Marie Tharp was a marine scientist in a man’s world. Robert Smalls was a skilled sailor, but held as a slave. Both are now being honored by the U.S. Navy.
A study of an emerging zone off New Zealand suggests that the process, vital for life on Earth, may at first be localized and then develop into something much larger.
July 30 marks 100 years since the birth of Marie Tharp, a pioneering geologist who created some of the first maps of the ocean floor. We’re celebrating her achievements and legacy with blog posts, giveaways, and more.
Walter Pitman, a seagoing geophysicist who spotted a crucial piece of a huge puzzle that revolutionized the earth sciences, has died.
Lynn Sykes, a pivotal figure in the development of plate tectonics, discusses a new memoir of his career.
On the volcanic Indian Ocean island of Anjouan, scientists are investigating a rock that apparently formed on a far-off continent.
On a small volcanic island in the Indian Ocean lies a geologic enigma—a mass of pure white quartzite sandstone apparently formed on a faraway continent long ago. How did it get there?
Sykes helped to establish plate tectonic theory in the 1960s. He is professor emeritus at the Lamont-Doherty Earth Observatory.
The Corinth rift is one of the most seismically active areas in Europe. Starting this month, researchers will drill into the rift to discover its past and future.

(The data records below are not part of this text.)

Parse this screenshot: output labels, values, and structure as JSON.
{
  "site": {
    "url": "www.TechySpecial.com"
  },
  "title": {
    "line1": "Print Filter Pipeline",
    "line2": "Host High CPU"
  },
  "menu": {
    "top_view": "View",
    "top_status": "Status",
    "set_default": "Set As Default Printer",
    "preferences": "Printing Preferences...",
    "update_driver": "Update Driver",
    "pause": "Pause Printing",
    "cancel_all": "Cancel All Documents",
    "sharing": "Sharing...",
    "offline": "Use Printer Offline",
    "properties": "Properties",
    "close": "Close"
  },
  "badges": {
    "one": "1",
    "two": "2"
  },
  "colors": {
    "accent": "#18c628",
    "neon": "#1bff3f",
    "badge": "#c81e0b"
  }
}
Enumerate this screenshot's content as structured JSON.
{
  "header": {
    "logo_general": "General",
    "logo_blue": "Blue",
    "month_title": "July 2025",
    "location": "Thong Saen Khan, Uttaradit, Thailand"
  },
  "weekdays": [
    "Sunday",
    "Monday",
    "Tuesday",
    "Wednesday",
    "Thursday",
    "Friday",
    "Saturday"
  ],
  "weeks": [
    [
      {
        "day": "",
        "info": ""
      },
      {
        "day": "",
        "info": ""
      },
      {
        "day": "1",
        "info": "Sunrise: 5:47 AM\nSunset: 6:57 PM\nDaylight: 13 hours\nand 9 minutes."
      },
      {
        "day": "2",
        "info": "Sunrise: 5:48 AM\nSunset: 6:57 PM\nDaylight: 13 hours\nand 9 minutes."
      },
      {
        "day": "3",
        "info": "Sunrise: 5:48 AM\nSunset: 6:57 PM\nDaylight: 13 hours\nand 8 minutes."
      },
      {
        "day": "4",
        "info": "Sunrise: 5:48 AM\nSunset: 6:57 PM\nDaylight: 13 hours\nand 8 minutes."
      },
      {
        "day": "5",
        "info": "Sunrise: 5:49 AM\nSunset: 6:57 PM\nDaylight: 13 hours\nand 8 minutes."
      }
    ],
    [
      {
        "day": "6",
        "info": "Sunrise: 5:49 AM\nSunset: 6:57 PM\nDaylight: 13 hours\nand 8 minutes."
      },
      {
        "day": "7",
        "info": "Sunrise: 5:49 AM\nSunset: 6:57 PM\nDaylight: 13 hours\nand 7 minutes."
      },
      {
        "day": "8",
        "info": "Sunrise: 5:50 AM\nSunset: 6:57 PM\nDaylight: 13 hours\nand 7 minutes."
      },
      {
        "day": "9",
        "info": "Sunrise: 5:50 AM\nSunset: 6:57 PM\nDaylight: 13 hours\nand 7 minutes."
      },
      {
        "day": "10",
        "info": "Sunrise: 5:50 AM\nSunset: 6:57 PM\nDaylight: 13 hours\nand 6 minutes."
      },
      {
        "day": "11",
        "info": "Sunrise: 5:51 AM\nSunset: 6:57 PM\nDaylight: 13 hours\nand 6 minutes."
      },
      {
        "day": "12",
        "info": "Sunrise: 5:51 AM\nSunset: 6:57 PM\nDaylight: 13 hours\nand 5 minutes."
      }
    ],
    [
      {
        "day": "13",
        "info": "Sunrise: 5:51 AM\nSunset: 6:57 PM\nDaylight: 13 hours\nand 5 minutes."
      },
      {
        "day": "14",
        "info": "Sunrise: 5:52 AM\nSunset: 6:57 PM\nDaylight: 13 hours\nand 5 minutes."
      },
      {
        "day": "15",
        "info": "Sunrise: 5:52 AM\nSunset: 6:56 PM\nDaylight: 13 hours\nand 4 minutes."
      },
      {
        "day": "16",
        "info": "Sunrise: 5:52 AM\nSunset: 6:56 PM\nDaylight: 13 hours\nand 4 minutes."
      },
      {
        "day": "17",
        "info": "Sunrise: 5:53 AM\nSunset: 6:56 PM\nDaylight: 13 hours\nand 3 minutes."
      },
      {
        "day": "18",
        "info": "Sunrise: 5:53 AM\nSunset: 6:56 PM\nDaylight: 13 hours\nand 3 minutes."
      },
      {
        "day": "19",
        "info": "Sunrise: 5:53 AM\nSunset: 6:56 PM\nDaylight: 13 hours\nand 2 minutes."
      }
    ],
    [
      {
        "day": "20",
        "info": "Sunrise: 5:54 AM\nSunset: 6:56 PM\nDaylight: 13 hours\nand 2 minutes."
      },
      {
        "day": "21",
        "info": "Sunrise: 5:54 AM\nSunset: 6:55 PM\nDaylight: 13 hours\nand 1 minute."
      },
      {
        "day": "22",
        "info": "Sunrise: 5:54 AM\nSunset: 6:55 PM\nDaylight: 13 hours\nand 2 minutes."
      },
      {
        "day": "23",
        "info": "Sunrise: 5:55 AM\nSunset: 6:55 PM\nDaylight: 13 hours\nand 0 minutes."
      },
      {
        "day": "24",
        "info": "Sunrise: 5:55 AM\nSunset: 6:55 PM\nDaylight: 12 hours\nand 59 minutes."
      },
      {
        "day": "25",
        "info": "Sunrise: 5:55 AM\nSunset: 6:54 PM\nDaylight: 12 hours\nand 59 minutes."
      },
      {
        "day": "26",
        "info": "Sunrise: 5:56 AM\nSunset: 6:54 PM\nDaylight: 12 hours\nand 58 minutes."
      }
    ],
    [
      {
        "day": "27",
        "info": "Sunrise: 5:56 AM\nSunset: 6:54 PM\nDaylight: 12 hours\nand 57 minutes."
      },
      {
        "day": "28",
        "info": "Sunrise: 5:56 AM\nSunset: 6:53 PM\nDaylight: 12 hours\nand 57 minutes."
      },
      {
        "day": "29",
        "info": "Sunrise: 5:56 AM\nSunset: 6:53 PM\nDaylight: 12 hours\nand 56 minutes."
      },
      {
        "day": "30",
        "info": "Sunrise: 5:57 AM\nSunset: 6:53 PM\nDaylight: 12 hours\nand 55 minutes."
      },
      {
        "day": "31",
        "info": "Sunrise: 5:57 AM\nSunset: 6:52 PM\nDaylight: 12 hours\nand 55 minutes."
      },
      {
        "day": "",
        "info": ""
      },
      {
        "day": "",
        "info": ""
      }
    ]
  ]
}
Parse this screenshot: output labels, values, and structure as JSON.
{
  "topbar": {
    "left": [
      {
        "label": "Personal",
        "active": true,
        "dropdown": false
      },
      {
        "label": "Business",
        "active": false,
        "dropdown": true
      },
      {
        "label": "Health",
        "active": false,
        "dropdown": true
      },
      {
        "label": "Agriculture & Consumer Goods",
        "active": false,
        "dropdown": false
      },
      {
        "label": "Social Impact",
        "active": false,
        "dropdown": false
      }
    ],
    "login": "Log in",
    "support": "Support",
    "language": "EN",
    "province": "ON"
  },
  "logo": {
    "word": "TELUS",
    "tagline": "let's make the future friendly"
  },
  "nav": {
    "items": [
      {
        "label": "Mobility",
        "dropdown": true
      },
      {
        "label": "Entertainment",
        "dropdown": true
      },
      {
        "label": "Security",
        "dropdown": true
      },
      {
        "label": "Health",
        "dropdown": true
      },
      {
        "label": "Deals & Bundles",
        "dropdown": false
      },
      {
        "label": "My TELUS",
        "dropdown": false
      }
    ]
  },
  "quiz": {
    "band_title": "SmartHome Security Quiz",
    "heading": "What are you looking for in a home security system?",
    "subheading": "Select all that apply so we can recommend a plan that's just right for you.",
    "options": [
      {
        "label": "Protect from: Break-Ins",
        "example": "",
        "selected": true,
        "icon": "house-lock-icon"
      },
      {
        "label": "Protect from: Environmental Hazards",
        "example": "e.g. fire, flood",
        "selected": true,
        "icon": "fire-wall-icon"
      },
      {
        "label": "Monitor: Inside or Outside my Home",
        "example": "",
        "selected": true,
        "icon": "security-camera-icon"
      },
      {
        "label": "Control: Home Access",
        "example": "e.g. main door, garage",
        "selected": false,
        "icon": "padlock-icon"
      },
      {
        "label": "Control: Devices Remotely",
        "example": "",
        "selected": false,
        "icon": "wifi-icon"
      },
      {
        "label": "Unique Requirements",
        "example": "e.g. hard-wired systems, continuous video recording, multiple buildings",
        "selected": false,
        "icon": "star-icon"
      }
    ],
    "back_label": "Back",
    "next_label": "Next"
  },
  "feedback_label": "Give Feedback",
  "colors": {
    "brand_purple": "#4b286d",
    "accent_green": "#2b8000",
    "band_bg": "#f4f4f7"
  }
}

Off the coast of New Zealand, there is an area where earthquakes can happen in slow-motion as two tectonic plates grind past one another. These slow-slip events create an ideal lab for studying fault behavior along the shallow portion of subduction zones.